In the Paint
The Salem boys basketball team is known as a guard-oriented club, where players like Christian Dunston, Marvin Baez and Billy Muse steal all the headlines.
But as talented as that trio is, all the Witches know their success depends on the effort, hustle and dirty work that their forwards provide.
Starters Jared Louf-Woods and Emilio Beato, plus reserves Davonte Holloway, David Kazadi and Nick Salamida have to provide defense, rebounding and all the “little thing” plays that truly make up a winning team.
When that quintet is doing the job, Salem is much more difficult to stop.

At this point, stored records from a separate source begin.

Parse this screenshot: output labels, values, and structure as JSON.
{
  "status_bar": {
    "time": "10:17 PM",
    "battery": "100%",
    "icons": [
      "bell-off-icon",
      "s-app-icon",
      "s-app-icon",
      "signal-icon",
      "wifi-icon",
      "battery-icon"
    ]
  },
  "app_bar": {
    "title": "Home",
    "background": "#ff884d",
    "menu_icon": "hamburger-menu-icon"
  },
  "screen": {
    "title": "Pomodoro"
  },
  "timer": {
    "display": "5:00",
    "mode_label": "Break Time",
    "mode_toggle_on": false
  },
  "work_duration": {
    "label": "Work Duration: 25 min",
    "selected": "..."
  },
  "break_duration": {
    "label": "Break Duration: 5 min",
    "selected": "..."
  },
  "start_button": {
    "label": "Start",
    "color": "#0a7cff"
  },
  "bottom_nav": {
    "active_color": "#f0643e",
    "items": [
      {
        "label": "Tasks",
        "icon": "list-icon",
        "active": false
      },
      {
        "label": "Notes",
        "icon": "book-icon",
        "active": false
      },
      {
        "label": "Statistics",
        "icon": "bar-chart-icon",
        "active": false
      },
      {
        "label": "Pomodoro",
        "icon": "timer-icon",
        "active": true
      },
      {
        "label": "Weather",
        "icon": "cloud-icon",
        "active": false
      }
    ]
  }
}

“They’re great. They do all the dirty work,” Dunston said. “Whenever we think we don’t have it, they get a rebound and put it right back in. That’s why I love those guys. We’ve played together forever, since middle school, so I know how they work and I really appreciate it.”
As shifty and slippery as Dunston is on offense, he’s just as gritty and tough on defense. Even though he’s the team’s point guard, he’s willing to slide inside and grab some rebounds when the team needs him to. Still, he’d much rather have his frontcourt handle the grunt work.
Beato is just the type of player every coach wants. He’s not concerned with how many points he scores; he’s just as happy grabbing a loose ball or taking a charge for the Witches.
“We need guys like that. Every team needs guys like that,” Dunston said. “We’re lucky we have Emilio. He’s also a great baseball and soccer player, so he’s an all-around athlete.”
Salem head coach Tommy Doyle knows exactly what to expect from Beato every game.
“He is just non-stop effort, whatever is needed,” Doyle said. “He listens and he tries his hardest at all times on defense and offense. He’ll shoot if he needs to and he’ll rebound. Him and Louf-Woods have been the grunt workers. As a result, they do get some points, but they don’t care. They’re not out there for points; they’re team guys.”